Greetings and welcome to Eat Kingdom! I registered this domain nearly 2 years ago now and I’m finally starting to update it.
I am Lady Vetra trys Kaukoles, and I live in the Barony of An Dubhaigeainn in the East Kingdom of the SCA. I’ve been in the Society since 1999, but I’ve only really taken up cooking since May 2014.
For the past 10 months, I have been working and conspiring with Lady Monkey Makgee to recreate and execute a feast for our Baronial Anniversary, held annually in November.
We really wanted to go all out to up the level of feasting in our local area. The event was Italian themed, and we chose “The Opera of Bartolomeo Scappi” published in 1570 as our source material. We specifically used the Terence Scully translation, released on Amazon in January 2011.
Kind of as an afterthought when we were developing the menu, we decided to include a salad with the first course, to get things going. It turns out, actually, that Scappi did not include any recipes in his source material for what we consider a green salad! He has a few recipes that make it clear that “salad” means “preserved in oil and an acid” (I think that’s an explicit footnote by the translator, actually). The recipes that Scappi does include for “salad” are mainly fish-based and we did not want to serve fish salad as a starter (for various reasons).
We were crunched for time as we left this for last, thinking it would be the easy part, so we were ready to lower our expectations when it came to absolute historicity. We were figuring out what to do about a week before the actual Event, and drinking wine and I think it was Monkey who came up with the great idea of a fennel salad. It sounded so fresh and amazing we HAD to do it! Fennel surely existed in period, and we already had the definition of a salad, and it was in season, so we were off!
And that’s how I got All The Fennel in the Township sent to my house via PeaPod delivery service on a dark, Wednesday night in November. I ordered 24 heads; they delivered 20 with their regrets.
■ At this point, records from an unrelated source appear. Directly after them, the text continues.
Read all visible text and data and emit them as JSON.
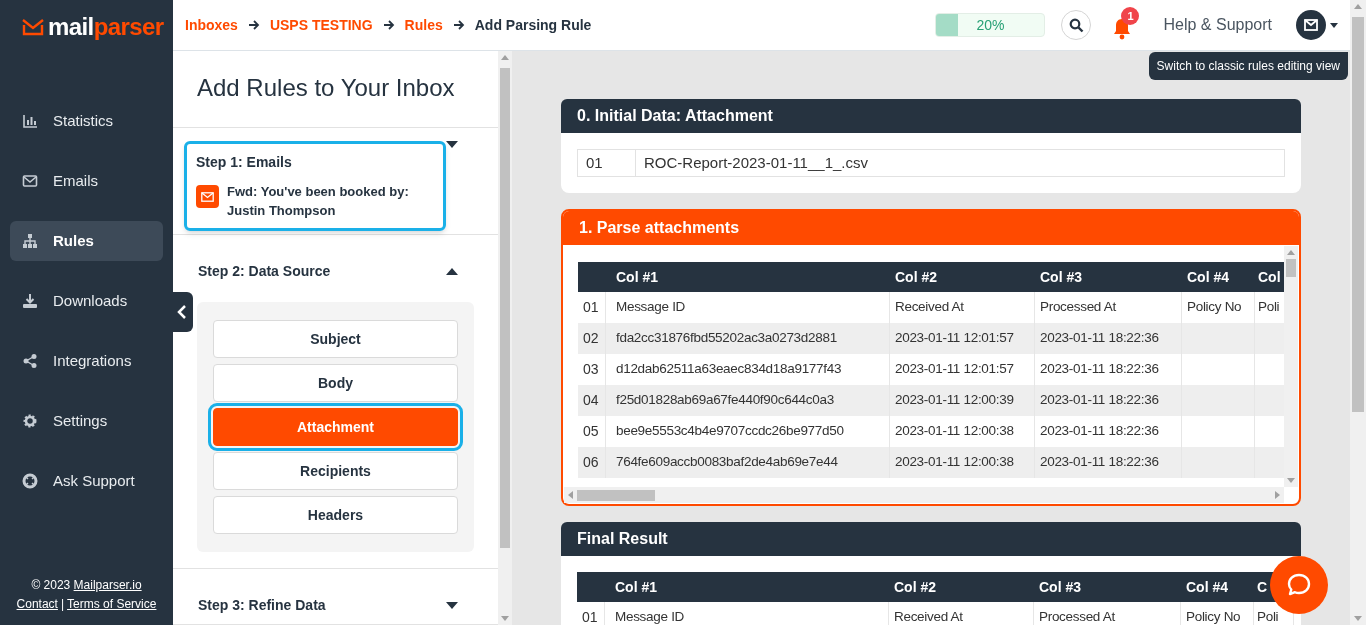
{
  "logo": {
    "lead": "mail",
    "tail": "parser"
  },
  "nav": [
    {
      "label": "Statistics",
      "selected": false
    },
    {
      "label": "Emails",
      "selected": false
    },
    {
      "label": "Rules",
      "selected": true
    },
    {
      "label": "Downloads",
      "selected": false
    },
    {
      "label": "Integrations",
      "selected": false
    },
    {
      "label": "Settings",
      "selected": false
    },
    {
      "label": "Ask Support",
      "selected": false
    }
  ],
  "footer": {
    "copyright": "© 2023",
    "site_link": "Mailparser.io",
    "contact_link": "Contact",
    "separator": "|",
    "terms_link": "Terms of Service"
  },
  "breadcrumb": [
    {
      "label": "Inboxes",
      "kind": "link"
    },
    {
      "label": "USPS TESTING",
      "kind": "link"
    },
    {
      "label": "Rules",
      "kind": "link"
    },
    {
      "label": "Add Parsing Rule",
      "kind": "current"
    }
  ],
  "quota": {
    "level": 0.2,
    "reading": "20%"
  },
  "notifications": {
    "count": "1"
  },
  "help": "Help & Support",
  "tooltip": "Switch to classic rules editing view",
  "panel": {
    "title": "Add Rules to Your Inbox",
    "steps": [
      {
        "title": "Step 1: Emails",
        "expanded": false,
        "highlighted": true,
        "email": "Fwd: You've been booked by: Justin Thompson"
      },
      {
        "title": "Step 2: Data Source",
        "expanded": true,
        "highlighted": false,
        "sources": [
          {
            "label": "Subject",
            "selected": false,
            "highlighted": false
          },
          {
            "label": "Body",
            "selected": false,
            "highlighted": false
          },
          {
            "label": "Attachment",
            "selected": true,
            "highlighted": true
          },
          {
            "label": "Recipients",
            "selected": false,
            "highlighted": false
          },
          {
            "label": "Headers",
            "selected": false,
            "highlighted": false
          }
        ]
      },
      {
        "title": "Step 3: Refine Data",
        "expanded": false,
        "highlighted": false
      }
    ]
  },
  "cards": [
    {
      "title": "0. Initial Data: Attachment",
      "kind": "dark",
      "rows": [
        {
          "index": "01",
          "cells": [
            "ROC-Report-2023-01-11__1_.csv"
          ]
        }
      ]
    },
    {
      "title": "1. Parse attachments",
      "kind": "active",
      "columns": [
        "Col #1",
        "Col #2",
        "Col #3",
        "Col #4",
        "Col"
      ],
      "rows": [
        {
          "index": "01",
          "cells": [
            "Message ID",
            "Received At",
            "Processed At",
            "Policy No",
            "Poli"
          ]
        },
        {
          "index": "02",
          "cells": [
            "fda2cc31876fbd55202ac3a0273d2881",
            "2023-01-11 12:01:57",
            "2023-01-11 18:22:36",
            "",
            ""
          ]
        },
        {
          "index": "03",
          "cells": [
            "d12dab62511a63eaec834d18a9177f43",
            "2023-01-11 12:01:57",
            "2023-01-11 18:22:36",
            "",
            ""
          ]
        },
        {
          "index": "04",
          "cells": [
            "f25d01828ab69a67fe440f90c644c0a3",
            "2023-01-11 12:00:39",
            "2023-01-11 18:22:36",
            "",
            ""
          ]
        },
        {
          "index": "05",
          "cells": [
            "bee9e5553c4b4e9707ccdc26be977d50",
            "2023-01-11 12:00:38",
            "2023-01-11 18:22:36",
            "",
            ""
          ]
        },
        {
          "index": "06",
          "cells": [
            "764fe609accb0083baf2de4ab69e7e44",
            "2023-01-11 12:00:38",
            "2023-01-11 18:22:36",
            "",
            ""
          ]
        }
      ]
    },
    {
      "title": "Final Result",
      "kind": "dark",
      "columns": [
        "Col #1",
        "Col #2",
        "Col #3",
        "Col #4",
        "C"
      ],
      "rows": [
        {
          "index": "01",
          "cells": [
            "Message ID",
            "Received At",
            "Processed At",
            "Policy No",
            "Poli"
          ]
        }
      ]
    }
  ]
}
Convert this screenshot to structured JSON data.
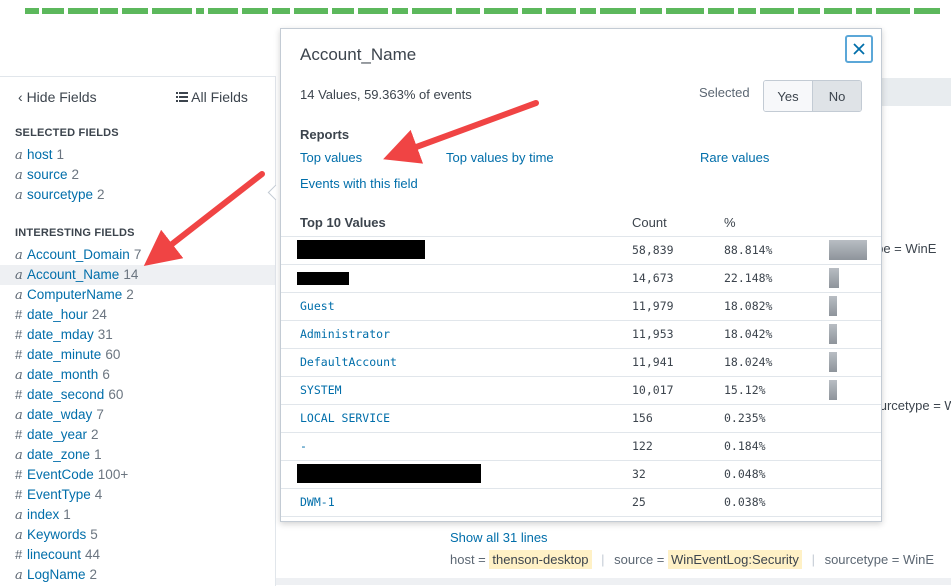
{
  "timeline": {
    "color": "#5cb85c"
  },
  "sidebar": {
    "hide_fields_label": "Hide Fields",
    "all_fields_label": "All Fields",
    "selected_title": "SELECTED FIELDS",
    "selected_fields": [
      {
        "type": "a",
        "name": "host",
        "count": "1"
      },
      {
        "type": "a",
        "name": "source",
        "count": "2"
      },
      {
        "type": "a",
        "name": "sourcetype",
        "count": "2"
      }
    ],
    "interesting_title": "INTERESTING FIELDS",
    "interesting_fields": [
      {
        "type": "a",
        "name": "Account_Domain",
        "count": "7"
      },
      {
        "type": "a",
        "name": "Account_Name",
        "count": "14"
      },
      {
        "type": "a",
        "name": "ComputerName",
        "count": "2"
      },
      {
        "type": "#",
        "name": "date_hour",
        "count": "24"
      },
      {
        "type": "#",
        "name": "date_mday",
        "count": "31"
      },
      {
        "type": "#",
        "name": "date_minute",
        "count": "60"
      },
      {
        "type": "a",
        "name": "date_month",
        "count": "6"
      },
      {
        "type": "#",
        "name": "date_second",
        "count": "60"
      },
      {
        "type": "a",
        "name": "date_wday",
        "count": "7"
      },
      {
        "type": "#",
        "name": "date_year",
        "count": "2"
      },
      {
        "type": "a",
        "name": "date_zone",
        "count": "1"
      },
      {
        "type": "#",
        "name": "EventCode",
        "count": "100+"
      },
      {
        "type": "#",
        "name": "EventType",
        "count": "4"
      },
      {
        "type": "a",
        "name": "index",
        "count": "1"
      },
      {
        "type": "a",
        "name": "Keywords",
        "count": "5"
      },
      {
        "type": "#",
        "name": "linecount",
        "count": "44"
      },
      {
        "type": "a",
        "name": "LogName",
        "count": "2"
      }
    ]
  },
  "background": {
    "sourcetype_1": "type = WinE",
    "sourcetype_2": "sourcetype = Wi",
    "show_all": "Show all 31 lines",
    "host_key": "host =",
    "host_val": "thenson-desktop",
    "source_key": "source =",
    "source_val": "WinEventLog:Security",
    "sourcetype_key": "sourcetype =",
    "sourcetype_val": "WinE"
  },
  "popup": {
    "title": "Account_Name",
    "summary": "14 Values, 59.363% of events",
    "selected_label": "Selected",
    "yes_label": "Yes",
    "no_label": "No",
    "reports_title": "Reports",
    "links": {
      "top_values": "Top values",
      "top_values_by_time": "Top values by time",
      "rare_values": "Rare values",
      "events_with_field": "Events with this field"
    },
    "table_title": "Top 10 Values",
    "col_count": "Count",
    "col_pct": "%",
    "rows": [
      {
        "value": "",
        "redacted": true,
        "count": "58,839",
        "pct": "88.814%",
        "ratio": 0.88814
      },
      {
        "value": "",
        "redacted": true,
        "count": "14,673",
        "pct": "22.148%",
        "ratio": 0.22148
      },
      {
        "value": "Guest",
        "redacted": false,
        "count": "11,979",
        "pct": "18.082%",
        "ratio": 0.18082
      },
      {
        "value": "Administrator",
        "redacted": false,
        "count": "11,953",
        "pct": "18.042%",
        "ratio": 0.18042
      },
      {
        "value": "DefaultAccount",
        "redacted": false,
        "count": "11,941",
        "pct": "18.024%",
        "ratio": 0.18024
      },
      {
        "value": "SYSTEM",
        "redacted": false,
        "count": "10,017",
        "pct": "15.12%",
        "ratio": 0.1512
      },
      {
        "value": "LOCAL SERVICE",
        "redacted": false,
        "count": "156",
        "pct": "0.235%",
        "ratio": 0.00235
      },
      {
        "value": "-",
        "redacted": false,
        "count": "122",
        "pct": "0.184%",
        "ratio": 0.00184
      },
      {
        "value": "",
        "redacted": true,
        "count": "32",
        "pct": "0.048%",
        "ratio": 0.00048
      },
      {
        "value": "DWM-1",
        "redacted": false,
        "count": "25",
        "pct": "0.038%",
        "ratio": 0.00038
      }
    ]
  },
  "annotations": {
    "arrow_color": "#f04444"
  }
}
The following day was our Baronial meeting, so we bundled up all the fennel in a human body sized garbage bag and I took the fennel for a ride to the library. Lady Monkey transferred it to her car and then on Friday, she cleaned, and used the food processor of DOOM to slice it all up and package it so it would stay fresh.
On the day of the event, I put my best saucier, Rigel, on the job of creating The Dressing. We also happened to have a bunch of parsley left over (I overbought at Restaurant Depot). The best part of the salad was that it was very lightly dressed, in a lemon juice, lemon zest, olive oil and white balsamic vinegar dressing, with (I believe) a bit of fresh chopped garlic and some salt and pepper. It was dressed just a moment before going out the door and people RAVED about it. I have never seen people totally finish a bowl of salad at a feast like that before, nor have I seen them bag it up and take it home!